What will the historians of the future make of the Jews of today? If all they have to go on are public statements and official declarations, they'll presume British Jews were almost stationary, our views of Israel unbending over the decades - no matter what happened in the country. They will look at the pronouncements of our leadership organisations and conclude there was almost nothing Israeli governments or politicians could say or do that would make the Jewish community wobble: our public support was unwavering and all but unconditional. Should those future chroniclers have access to the communal conversation in private, however, they'd tell a different story.
The aftermath of last month's Israeli election is a case in point. Publicly, Benjamin Netanyahu's victory was greeted with all the usual platitudes. In private, I know the reaction of many who lead our community was head-in-hands despair. Their angst was not so much that Bibi was back, it was the manner of his victory - and its likely consequences - that made them despondent.
Netanyahu's last-minute push for the votes of hawks who'd been flirting with parties of the further right has become notorious. He promised there'd be no Palestinian state on his watch. He posted a video warning that Palestinian citizens of Israel were heading to the polling stations "in droves" and that Likud voters needed to turn out if "the Arabs" were to be thwarted.
No wonder Jewish leaders were (privately) appalled. They were imagining how they would react if any other western leader had sought to boost his support by warning that a particular ethnic group was rushing to the polling booths. Had, say, a Hungarian or Polish prime minister fired up his base by issuing the alarm that "the Jews are voting", the condemnation would have been swift and grave.
What Netanyahu said about the one fifth of Israeli citizens who are Palestinian was no different. Among US Jews, it struck a deep and vexing chord. They are proud of their role campaigning for civil rights, fighting those who sought to keep black Americans from the ballot box.
Many were in despair following Netanyahu's victory

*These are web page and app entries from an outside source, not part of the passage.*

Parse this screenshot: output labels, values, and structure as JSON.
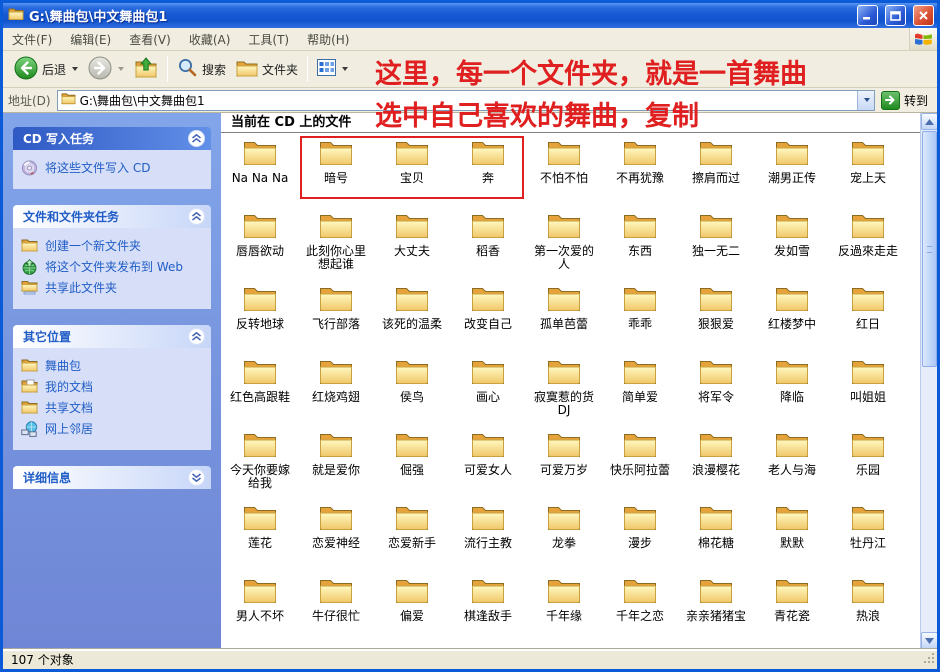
{
  "window": {
    "title": "G:\\舞曲包\\中文舞曲包1"
  },
  "menu_bar": {
    "items": [
      "文件(F)",
      "编辑(E)",
      "查看(V)",
      "收藏(A)",
      "工具(T)",
      "帮助(H)"
    ]
  },
  "toolbar": {
    "back_label": "后退",
    "search_label": "搜索",
    "folders_label": "文件夹"
  },
  "address_bar": {
    "label": "地址(D)",
    "value": "G:\\舞曲包\\中文舞曲包1",
    "go_label": "转到"
  },
  "annotations": {
    "color": "#e02020",
    "line1": "这里，每一个文件夹，就是一首舞曲",
    "line2": "选中自己喜欢的舞曲，复制",
    "boxed_folders": [
      "暗号",
      "宝贝",
      "奔"
    ]
  },
  "sidebar": {
    "sections": [
      {
        "title": "CD 写入任务",
        "style": "special",
        "collapsed": false,
        "items": [
          {
            "icon": "cd-burn",
            "label": "将这些文件写入 CD"
          }
        ]
      },
      {
        "title": "文件和文件夹任务",
        "style": "normal",
        "collapsed": false,
        "items": [
          {
            "icon": "new-folder",
            "label": "创建一个新文件夹"
          },
          {
            "icon": "web-publish",
            "label": "将这个文件夹发布到 Web"
          },
          {
            "icon": "share-folder",
            "label": "共享此文件夹"
          }
        ]
      },
      {
        "title": "其它位置",
        "style": "normal",
        "collapsed": false,
        "items": [
          {
            "icon": "folder",
            "label": "舞曲包"
          },
          {
            "icon": "my-documents",
            "label": "我的文档"
          },
          {
            "icon": "shared-documents",
            "label": "共享文档"
          },
          {
            "icon": "network",
            "label": "网上邻居"
          }
        ]
      },
      {
        "title": "详细信息",
        "style": "normal",
        "collapsed": true,
        "items": []
      }
    ]
  },
  "content": {
    "group_header": "当前在 CD 上的文件",
    "folders": [
      "Na Na Na",
      "暗号",
      "宝贝",
      "奔",
      "不怕不怕",
      "不再犹豫",
      "擦肩而过",
      "潮男正传",
      "宠上天",
      "唇唇欲动",
      "此刻你心里想起谁",
      "大丈夫",
      "稻香",
      "第一次爱的人",
      "东西",
      "独一无二",
      "发如雪",
      "反過來走走",
      "反转地球",
      "飞行部落",
      "该死的温柔",
      "改变自己",
      "孤单芭蕾",
      "乖乖",
      "狠狠爱",
      "红楼梦中",
      "红日",
      "红色高跟鞋",
      "红烧鸡翅",
      "侯鸟",
      "画心",
      "寂寞惹的货DJ",
      "简单爱",
      "将军令",
      "降临",
      "叫姐姐",
      "今天你要嫁给我",
      "就是爱你",
      "倔强",
      "可爱女人",
      "可爱万岁",
      "快乐阿拉蕾",
      "浪漫樱花",
      "老人与海",
      "乐园",
      "莲花",
      "恋爱神经",
      "恋爱新手",
      "流行主教",
      "龙拳",
      "漫步",
      "棉花糖",
      "默默",
      "牡丹江",
      "男人不坏",
      "牛仔很忙",
      "偏爱",
      "棋逢敌手",
      "千年缘",
      "千年之恋",
      "亲亲猪猪宝",
      "青花瓷",
      "热浪"
    ]
  },
  "status_bar": {
    "text": "107 个对象"
  }
}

The explicit disavowal of a Palestinian state was hardly less damaging. Diaspora Jewish leaders have long clung to the notion that, no matter how bad things look, Israel is sincere about peace - that, yes the occupation may now be nearly half a century old, but that's not by design. It's temporary, almost an accident, one that Israel would rapidly correct if only it had the chance. In this view, all the blame can safely be lodged with the other side: there's "no Palestinian partner for peace." If there was, Israel would do what has to be done.
Now Netanyahu has shattered that illusion. No longer can anyone trot out those tired but useful lines about Israel pursuing a two-state solution. We know, from the man at the top, that it is doing no such thing.
Where does that leave us? In the US, writer Peter Beinart and moral philosopher Michael Walzer among others suggest liberal Zionist Jews should get vocal: staging demonstrations, even lobbying for "personal sanctions", visa restrictions and foreign asset freezes, against ultra-rightists such as Naftali Bennett.
In the US, they've realised the old blanket solidarity no longer makes sense, not when Israel is abandoning the positions - and values - diaspora Jews hold dear. The glum truth is, Israel is changing, and so must we.